The current record deficit exists largely because of increasing domestic demand for imports, boosted by Trump’s $1.5 billion tax-cut package and supported by an economy that is enjoying virtually full employment. Ironically, American companies are also adding to the deficit by importing goods that have been assembled abroad.

In an effort to correct trade imbalances, Trump has made moves such as threatening to halt “unfair” imports, withdrawing from the nascent Trans Pacific Partnership (TPP) and promising to renegotiate agreements such as the North American Free Trade Agreement (NAFTA) to America’s advantage. In particular, Washington plans to adopt a more robust approach towards China, with the imposition of more punitive tariffs expected in the coming months.

Mind the gap

The problem for Trump is that his long-promised changes are proving hard to implement and with the administration mired in internal debate over the best course of action, progress is glacially slow. Meanwhile, US manufacturers are baffled by the impasse, given Trump’s calls for fairer, more balanced trade relations from the earliest days of the campaign trail.

Since then, Trump has backed away from his threats to accuse China of manipulating currency, while his attempts to remodel NAFTA have hit stiff resistance – not least from US farmers who benefit from access to the wider markets the agreement affords. So far, Trump’s deficit-reducing action amounts to the introduction of new tariffs on solar products and washing machines – which account for only a tiny fraction of US imports as a whole – as well as a consultation on potential restrictions on aluminum and steel imports, allegedly to protect national security. A separate probe into intellectual property may lead to future restrictions on Chinese imports.

Stirring up trouble with trade partners

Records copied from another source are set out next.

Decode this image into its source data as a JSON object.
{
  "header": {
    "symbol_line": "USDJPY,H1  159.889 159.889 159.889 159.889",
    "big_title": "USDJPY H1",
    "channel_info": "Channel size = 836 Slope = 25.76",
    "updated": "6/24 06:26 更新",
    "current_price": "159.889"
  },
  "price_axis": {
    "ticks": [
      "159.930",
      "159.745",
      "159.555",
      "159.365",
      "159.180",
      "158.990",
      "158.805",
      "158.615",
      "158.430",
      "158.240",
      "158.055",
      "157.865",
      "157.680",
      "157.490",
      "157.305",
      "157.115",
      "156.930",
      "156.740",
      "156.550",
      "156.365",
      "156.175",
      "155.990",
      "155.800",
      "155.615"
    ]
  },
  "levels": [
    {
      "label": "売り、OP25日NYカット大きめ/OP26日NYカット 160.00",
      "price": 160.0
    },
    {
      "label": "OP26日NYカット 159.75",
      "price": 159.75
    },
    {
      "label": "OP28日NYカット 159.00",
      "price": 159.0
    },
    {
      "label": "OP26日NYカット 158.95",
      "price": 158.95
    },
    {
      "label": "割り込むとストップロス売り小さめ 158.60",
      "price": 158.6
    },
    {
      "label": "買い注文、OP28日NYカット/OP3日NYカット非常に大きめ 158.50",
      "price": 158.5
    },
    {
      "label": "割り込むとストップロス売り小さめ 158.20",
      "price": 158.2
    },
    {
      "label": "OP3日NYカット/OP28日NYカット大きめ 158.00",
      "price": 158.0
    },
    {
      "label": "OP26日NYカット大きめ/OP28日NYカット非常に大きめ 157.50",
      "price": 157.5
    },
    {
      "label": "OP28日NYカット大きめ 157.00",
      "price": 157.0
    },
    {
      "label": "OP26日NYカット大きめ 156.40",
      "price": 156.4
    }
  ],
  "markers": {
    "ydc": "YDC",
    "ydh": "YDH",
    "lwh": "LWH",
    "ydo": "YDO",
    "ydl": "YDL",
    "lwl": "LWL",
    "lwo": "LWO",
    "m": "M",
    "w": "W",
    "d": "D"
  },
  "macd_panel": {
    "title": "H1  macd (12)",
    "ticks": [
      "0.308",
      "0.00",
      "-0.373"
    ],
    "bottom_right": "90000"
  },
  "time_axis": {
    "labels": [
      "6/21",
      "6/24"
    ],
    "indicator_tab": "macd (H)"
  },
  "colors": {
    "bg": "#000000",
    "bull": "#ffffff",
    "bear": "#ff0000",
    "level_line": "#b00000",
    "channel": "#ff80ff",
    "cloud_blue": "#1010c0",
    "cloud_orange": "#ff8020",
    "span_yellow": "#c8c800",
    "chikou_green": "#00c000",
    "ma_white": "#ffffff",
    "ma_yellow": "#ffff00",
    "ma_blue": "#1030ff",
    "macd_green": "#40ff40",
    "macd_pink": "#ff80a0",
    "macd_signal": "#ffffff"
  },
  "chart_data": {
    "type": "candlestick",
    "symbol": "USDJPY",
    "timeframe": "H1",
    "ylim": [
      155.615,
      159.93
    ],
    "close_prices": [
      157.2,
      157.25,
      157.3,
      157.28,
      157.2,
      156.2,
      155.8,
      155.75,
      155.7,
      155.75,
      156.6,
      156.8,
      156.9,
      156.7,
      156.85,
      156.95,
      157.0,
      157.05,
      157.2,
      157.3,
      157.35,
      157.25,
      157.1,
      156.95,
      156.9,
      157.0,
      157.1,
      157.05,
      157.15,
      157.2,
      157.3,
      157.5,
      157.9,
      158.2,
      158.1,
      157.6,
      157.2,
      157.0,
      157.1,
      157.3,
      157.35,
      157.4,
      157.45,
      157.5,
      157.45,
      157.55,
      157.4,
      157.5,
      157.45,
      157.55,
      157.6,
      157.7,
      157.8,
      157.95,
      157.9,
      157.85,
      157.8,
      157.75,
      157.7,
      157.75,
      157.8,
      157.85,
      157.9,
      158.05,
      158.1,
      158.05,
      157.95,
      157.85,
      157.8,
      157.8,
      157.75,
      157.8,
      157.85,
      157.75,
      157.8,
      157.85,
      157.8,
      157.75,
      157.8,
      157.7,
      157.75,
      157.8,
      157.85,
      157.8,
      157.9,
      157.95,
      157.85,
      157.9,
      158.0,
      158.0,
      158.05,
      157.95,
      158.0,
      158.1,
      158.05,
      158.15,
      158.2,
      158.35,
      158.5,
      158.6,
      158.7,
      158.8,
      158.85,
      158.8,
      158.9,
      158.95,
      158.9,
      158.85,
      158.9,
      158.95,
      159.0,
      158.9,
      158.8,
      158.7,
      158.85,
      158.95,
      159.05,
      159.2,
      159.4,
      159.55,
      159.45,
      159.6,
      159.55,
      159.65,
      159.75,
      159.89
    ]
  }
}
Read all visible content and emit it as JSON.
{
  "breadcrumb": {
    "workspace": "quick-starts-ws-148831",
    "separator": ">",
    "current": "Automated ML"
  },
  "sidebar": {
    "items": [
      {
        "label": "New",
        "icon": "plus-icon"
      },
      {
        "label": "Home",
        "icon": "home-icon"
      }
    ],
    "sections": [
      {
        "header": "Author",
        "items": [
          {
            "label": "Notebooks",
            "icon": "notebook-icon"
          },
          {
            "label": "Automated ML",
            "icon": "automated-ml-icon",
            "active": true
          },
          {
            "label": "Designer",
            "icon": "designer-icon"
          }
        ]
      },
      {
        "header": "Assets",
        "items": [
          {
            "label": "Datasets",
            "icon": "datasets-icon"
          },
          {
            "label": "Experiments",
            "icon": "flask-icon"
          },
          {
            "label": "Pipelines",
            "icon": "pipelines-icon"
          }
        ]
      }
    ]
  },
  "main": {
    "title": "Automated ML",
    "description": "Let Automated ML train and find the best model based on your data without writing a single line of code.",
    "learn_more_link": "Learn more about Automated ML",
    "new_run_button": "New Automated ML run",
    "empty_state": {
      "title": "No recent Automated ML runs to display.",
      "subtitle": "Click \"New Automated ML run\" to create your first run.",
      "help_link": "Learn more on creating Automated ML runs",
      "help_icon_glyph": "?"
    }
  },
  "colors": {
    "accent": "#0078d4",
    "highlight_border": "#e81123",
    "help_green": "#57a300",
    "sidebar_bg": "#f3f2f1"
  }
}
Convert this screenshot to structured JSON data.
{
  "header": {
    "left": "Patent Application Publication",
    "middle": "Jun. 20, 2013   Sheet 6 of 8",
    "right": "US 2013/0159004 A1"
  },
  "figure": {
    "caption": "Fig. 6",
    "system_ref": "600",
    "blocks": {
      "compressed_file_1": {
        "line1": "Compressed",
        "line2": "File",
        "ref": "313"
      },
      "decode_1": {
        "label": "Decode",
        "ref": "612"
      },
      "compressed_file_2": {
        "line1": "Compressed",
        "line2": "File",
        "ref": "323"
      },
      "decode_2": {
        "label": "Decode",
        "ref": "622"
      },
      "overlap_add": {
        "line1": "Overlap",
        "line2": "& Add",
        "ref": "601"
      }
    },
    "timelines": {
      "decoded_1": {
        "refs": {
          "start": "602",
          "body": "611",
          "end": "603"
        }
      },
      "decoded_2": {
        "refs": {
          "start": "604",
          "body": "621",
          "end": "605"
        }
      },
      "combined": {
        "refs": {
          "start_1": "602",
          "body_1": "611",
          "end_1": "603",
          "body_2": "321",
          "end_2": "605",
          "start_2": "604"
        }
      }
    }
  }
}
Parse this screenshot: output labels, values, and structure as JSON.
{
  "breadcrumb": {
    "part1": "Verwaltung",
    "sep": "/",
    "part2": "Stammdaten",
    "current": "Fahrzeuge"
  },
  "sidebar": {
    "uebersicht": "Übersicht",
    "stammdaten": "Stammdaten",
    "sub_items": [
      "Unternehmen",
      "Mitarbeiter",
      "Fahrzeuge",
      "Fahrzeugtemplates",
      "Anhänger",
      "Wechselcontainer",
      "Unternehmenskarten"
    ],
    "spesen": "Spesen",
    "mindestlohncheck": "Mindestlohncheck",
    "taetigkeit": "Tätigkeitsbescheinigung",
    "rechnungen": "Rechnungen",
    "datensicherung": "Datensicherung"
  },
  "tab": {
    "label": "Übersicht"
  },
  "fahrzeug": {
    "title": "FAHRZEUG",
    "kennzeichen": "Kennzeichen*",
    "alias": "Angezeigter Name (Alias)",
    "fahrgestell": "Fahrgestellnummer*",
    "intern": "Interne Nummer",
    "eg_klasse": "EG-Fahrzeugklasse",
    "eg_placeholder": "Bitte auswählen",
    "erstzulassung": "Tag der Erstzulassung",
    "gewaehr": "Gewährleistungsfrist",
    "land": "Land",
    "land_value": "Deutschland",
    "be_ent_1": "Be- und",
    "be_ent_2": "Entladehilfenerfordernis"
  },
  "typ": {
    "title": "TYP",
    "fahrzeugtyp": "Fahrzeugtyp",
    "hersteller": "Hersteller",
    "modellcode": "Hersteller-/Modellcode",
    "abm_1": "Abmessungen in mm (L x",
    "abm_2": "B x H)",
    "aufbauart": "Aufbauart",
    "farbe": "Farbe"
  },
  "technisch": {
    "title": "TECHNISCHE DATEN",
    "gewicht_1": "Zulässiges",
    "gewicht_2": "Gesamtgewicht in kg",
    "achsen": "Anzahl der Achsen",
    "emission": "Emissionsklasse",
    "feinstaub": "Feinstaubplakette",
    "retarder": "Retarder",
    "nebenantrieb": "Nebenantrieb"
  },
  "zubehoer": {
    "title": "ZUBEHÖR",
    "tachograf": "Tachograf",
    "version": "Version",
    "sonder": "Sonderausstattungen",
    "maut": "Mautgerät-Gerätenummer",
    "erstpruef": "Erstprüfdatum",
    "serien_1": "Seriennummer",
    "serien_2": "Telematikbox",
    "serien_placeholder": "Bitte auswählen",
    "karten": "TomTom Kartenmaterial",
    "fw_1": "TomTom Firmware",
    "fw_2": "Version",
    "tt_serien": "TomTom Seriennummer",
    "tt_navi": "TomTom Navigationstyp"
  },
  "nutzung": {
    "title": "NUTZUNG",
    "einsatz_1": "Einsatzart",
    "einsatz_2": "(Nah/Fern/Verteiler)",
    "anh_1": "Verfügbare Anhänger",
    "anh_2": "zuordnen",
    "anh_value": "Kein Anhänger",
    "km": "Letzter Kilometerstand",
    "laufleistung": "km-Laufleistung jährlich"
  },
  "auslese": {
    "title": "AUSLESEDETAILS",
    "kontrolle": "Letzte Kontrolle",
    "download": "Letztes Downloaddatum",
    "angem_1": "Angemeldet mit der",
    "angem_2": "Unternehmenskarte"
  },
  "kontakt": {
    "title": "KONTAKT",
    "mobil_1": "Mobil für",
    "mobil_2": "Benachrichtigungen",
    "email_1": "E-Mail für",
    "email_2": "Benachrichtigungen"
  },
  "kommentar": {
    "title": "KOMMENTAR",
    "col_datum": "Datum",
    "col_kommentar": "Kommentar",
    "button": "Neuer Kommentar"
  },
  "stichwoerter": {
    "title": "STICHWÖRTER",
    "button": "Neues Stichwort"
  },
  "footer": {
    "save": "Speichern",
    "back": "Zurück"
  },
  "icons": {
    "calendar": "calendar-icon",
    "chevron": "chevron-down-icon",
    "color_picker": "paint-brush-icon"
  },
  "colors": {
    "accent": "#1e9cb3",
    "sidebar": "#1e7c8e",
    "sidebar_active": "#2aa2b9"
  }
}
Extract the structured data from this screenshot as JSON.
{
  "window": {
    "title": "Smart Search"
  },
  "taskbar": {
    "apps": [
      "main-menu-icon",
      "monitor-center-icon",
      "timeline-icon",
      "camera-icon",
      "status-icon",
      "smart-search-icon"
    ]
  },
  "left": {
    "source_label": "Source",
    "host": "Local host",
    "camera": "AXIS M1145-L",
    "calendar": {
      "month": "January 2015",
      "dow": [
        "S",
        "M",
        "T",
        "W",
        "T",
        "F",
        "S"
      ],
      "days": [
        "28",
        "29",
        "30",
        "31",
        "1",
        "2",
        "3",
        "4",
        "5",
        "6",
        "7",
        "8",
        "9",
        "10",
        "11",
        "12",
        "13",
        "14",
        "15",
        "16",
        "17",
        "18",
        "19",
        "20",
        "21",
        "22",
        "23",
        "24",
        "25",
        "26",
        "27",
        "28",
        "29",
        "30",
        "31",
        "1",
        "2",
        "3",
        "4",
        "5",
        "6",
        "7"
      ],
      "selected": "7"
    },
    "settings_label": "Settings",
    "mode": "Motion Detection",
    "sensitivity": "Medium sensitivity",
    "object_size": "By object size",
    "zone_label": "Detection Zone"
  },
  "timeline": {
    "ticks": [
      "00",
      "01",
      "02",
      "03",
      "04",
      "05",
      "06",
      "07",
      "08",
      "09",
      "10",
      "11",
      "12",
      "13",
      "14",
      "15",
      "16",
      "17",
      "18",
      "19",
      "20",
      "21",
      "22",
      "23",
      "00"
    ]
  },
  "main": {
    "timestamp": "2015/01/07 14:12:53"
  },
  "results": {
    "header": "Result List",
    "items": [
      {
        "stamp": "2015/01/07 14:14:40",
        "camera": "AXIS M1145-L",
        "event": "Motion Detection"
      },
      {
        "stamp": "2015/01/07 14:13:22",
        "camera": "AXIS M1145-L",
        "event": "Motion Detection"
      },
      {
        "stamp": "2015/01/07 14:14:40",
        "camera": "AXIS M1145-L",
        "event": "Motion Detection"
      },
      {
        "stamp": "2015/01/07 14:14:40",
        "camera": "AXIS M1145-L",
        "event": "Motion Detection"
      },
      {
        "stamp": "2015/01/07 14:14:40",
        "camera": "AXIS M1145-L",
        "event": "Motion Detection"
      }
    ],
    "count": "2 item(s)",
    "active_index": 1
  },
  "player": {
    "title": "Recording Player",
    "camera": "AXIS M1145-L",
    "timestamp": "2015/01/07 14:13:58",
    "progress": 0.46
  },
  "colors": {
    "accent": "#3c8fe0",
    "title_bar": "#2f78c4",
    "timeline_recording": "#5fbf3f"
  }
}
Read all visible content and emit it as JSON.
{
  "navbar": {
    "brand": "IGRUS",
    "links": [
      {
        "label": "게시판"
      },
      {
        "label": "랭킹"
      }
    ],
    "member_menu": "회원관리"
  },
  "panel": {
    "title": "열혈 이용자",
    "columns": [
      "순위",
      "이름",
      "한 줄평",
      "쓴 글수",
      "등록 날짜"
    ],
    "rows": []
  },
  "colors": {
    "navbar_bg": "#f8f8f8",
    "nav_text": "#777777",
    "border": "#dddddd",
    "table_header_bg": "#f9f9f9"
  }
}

Yet attempting to strong-arm trade policy is unlikely to have anything more than a moderate effect on the deficit and could stymie domestic producers that rely on foreign exporters, as well as antagonizing other trade partners.

In particular, the administration’s alleged plans to restrict aluminum and steel imports on national security grounds as a result of the Section 232 investigation are set to have an overall negative impact on the domestic economy. Most importantly, if America enacts barriers against crucial foreign suppliers, such as UC Rusal, Rio Tinto, or ArcelorMittal, it could end up blocking critical imports of metals that are vital to US supply chains.

After all, while China might be the biggest aluminum producer globally, it’s non-Chinese firms like Rusal or Rio Tinto that are actually responsible for the vast majority of America’s imports of the metal. Without, say, Rio’s primary aluminum ingots or Rusal’s aluminum alloys, entire U.S. supply chains would be disrupted. Raising a raft of barriers to foreign suppliers would thus do nothing more than harm domestic manufacturers, cause a backlash against US producers, and raise the possibility of a retaliatory trade war. In addition, unlike Chinese producers, both Rio and Rusal ship to the US aluminum produced with the use of hydro power which generates significantly less CO2 emissions than its Chinese counterpart, heavily reliant on coal.

So it is quite controversial to label Section 232 tariffs as a ‘useful’ tool to help bring down the deficit and “even the playing field.” Yet there is serious debate about whether reducing the deficit should be a policy goal at all. After all, such gaps are not necessarily a sign of an economy in distress, as they often rise naturally when consumers simply have more disposable income; the last major deficit dip coincided with the global economic downturn in 2009.

The US economy is currently looking strong, with US exports continuing to grow and a healthy surplus in exports of high-value services to the tune of $244 billion: a long way from Trump’s warning of ‘American carnage’. In fact, a growing trade deficit could be seen as the corollary to a strong economy, raising the question of why the administration is working so hard to attack it.

At this point, however, Trump may have invested too heavily in the idea that, rather than being a marker of a buoyant economy, the deficit instead proves that the international community is ‘getting one over’ on the US. From the administration’s point of view, starting to backtrack now would amount to little more than political suicide.